> _Records for the exercise_
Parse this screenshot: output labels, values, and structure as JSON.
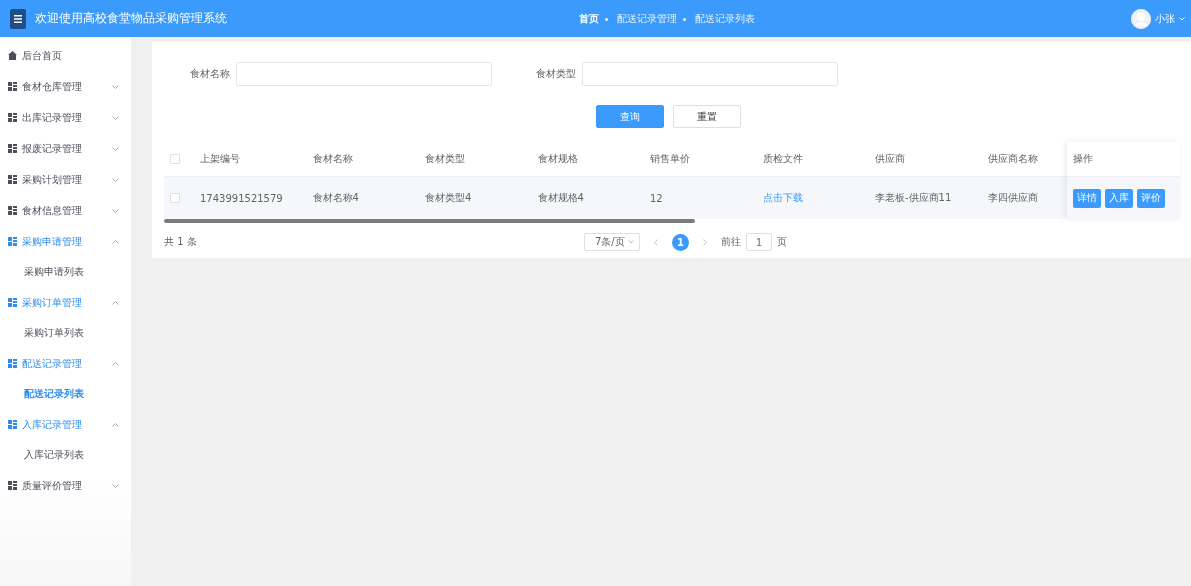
{
  "header": {
    "title": "欢迎使用高校食堂物品采购管理系统",
    "breadcrumb": [
      {
        "label": "首页",
        "selected": true
      },
      {
        "label": "配送记录管理",
        "selected": false
      },
      {
        "label": "配送记录列表",
        "selected": false
      }
    ],
    "user": "小张"
  },
  "sidebar": {
    "items": [
      {
        "label": "后台首页",
        "kind": "home"
      },
      {
        "label": "食材仓库管理",
        "kind": "group",
        "expanded": false,
        "selected": false
      },
      {
        "label": "出库记录管理",
        "kind": "group",
        "expanded": false,
        "selected": false
      },
      {
        "label": "报废记录管理",
        "kind": "group",
        "expanded": false,
        "selected": false
      },
      {
        "label": "采购计划管理",
        "kind": "group",
        "expanded": false,
        "selected": false
      },
      {
        "label": "食材信息管理",
        "kind": "group",
        "expanded": false,
        "selected": false
      },
      {
        "label": "采购申请管理",
        "kind": "group",
        "expanded": true,
        "selected": true,
        "children": [
          {
            "label": "采购申请列表",
            "selected": false
          }
        ]
      },
      {
        "label": "采购订单管理",
        "kind": "group",
        "expanded": true,
        "selected": true,
        "children": [
          {
            "label": "采购订单列表",
            "selected": false
          }
        ]
      },
      {
        "label": "配送记录管理",
        "kind": "group",
        "expanded": true,
        "selected": true,
        "children": [
          {
            "label": "配送记录列表",
            "selected": true
          }
        ]
      },
      {
        "label": "入库记录管理",
        "kind": "group",
        "expanded": true,
        "selected": true,
        "children": [
          {
            "label": "入库记录列表",
            "selected": false
          }
        ]
      },
      {
        "label": "质量评价管理",
        "kind": "group",
        "expanded": false,
        "selected": false
      }
    ]
  },
  "filters": [
    {
      "label": "食材名称"
    },
    {
      "label": "食材类型"
    }
  ],
  "buttons": [
    {
      "label": "查询",
      "kind": "primary"
    },
    {
      "label": "重置",
      "kind": "plain"
    }
  ],
  "table": {
    "select_all": {
      "checked": false
    },
    "columns": [
      "上架编号",
      "食材名称",
      "食材类型",
      "食材规格",
      "销售单价",
      "质检文件",
      "供应商",
      "供应商名称",
      "操作"
    ],
    "rows": [
      {
        "checked": false,
        "cells": [
          "1743991521579",
          "食材名称4",
          "食材类型4",
          "食材规格4",
          "12",
          "点击下载",
          "李老板-供应商11",
          "李四供应商"
        ],
        "actions": [
          "详情",
          "入库",
          "评价"
        ]
      }
    ]
  },
  "pagination": {
    "total": "共 1 条",
    "page_size": "7条/页",
    "pages": [
      {
        "label": "1",
        "selected": true
      }
    ],
    "goto_label": "前往",
    "goto_value": "1",
    "goto_suffix": "页"
  }
}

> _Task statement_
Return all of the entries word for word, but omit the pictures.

> _Expected answer_
Parse this screenshot: output labels, values, and structure as JSON.
{
  "header": {
    "title": "欢迎使用高校食堂物品采购管理系统",
    "breadcrumb": [
      {
        "label": "首页",
        "selected": true
      },
      {
        "label": "配送记录管理",
        "selected": false
      },
      {
        "label": "配送记录列表",
        "selected": false
      }
    ],
    "user": "小张"
  },
  "sidebar": {
    "items": [
      {
        "label": "后台首页",
        "kind": "home"
      },
      {
        "label": "食材仓库管理",
        "kind": "group",
        "expanded": false,
        "selected": false
      },
      {
        "label": "出库记录管理",
        "kind": "group",
        "expanded": false,
        "selected": false
      },
      {
        "label": "报废记录管理",
        "kind": "group",
        "expanded": false,
        "selected": false
      },
      {
        "label": "采购计划管理",
        "kind": "group",
        "expanded": false,
        "selected": false
      },
      {
        "label": "食材信息管理",
        "kind": "group",
        "expanded": false,
        "selected": false
      },
      {
        "label": "采购申请管理",
        "kind": "group",
        "expanded": true,
        "selected": true,
        "children": [
          {
            "label": "采购申请列表",
            "selected": false
          }
        ]
      },
      {
        "label": "采购订单管理",
        "kind": "group",
        "expanded": true,
        "selected": true,
        "children": [
          {
            "label": "采购订单列表",
            "selected": false
          }
        ]
      },
      {
        "label": "配送记录管理",
        "kind": "group",
        "expanded": true,
        "selected": true,
        "children": [
          {
            "label": "配送记录列表",
            "selected": true
          }
        ]
      },
      {
        "label": "入库记录管理",
        "kind": "group",
        "expanded": true,
        "selected": true,
        "children": [
          {
            "label": "入库记录列表",
            "selected": false
          }
        ]
      },
      {
        "label": "质量评价管理",
        "kind": "group",
        "expanded": false,
        "selected": false
      }
    ]
  },
  "filters": [
    {
      "label": "食材名称"
    },
    {
      "label": "食材类型"
    }
  ],
  "buttons": [
    {
      "label": "查询",
      "kind": "primary"
    },
    {
      "label": "重置",
      "kind": "plain"
    }
  ],
  "table": {
    "select_all": {
      "checked": false
    },
    "columns": [
      "上架编号",
      "食材名称",
      "食材类型",
      "食材规格",
      "销售单价",
      "质检文件",
      "供应商",
      "供应商名称",
      "操作"
    ],
    "rows": [
      {
        "checked": false,
        "cells": [
          "1743991521579",
          "食材名称4",
          "食材类型4",
          "食材规格4",
          "12",
          "点击下载",
          "李老板-供应商11",
          "李四供应商"
        ],
        "actions": [
          "详情",
          "入库",
          "评价"
        ]
      }
    ]
  },
  "pagination": {
    "total": "共 1 条",
    "page_size": "7条/页",
    "pages": [
      {
        "label": "1",
        "selected": true
      }
    ],
    "goto_label": "前往",
    "goto_value": "1",
    "goto_suffix": "页"
  }
}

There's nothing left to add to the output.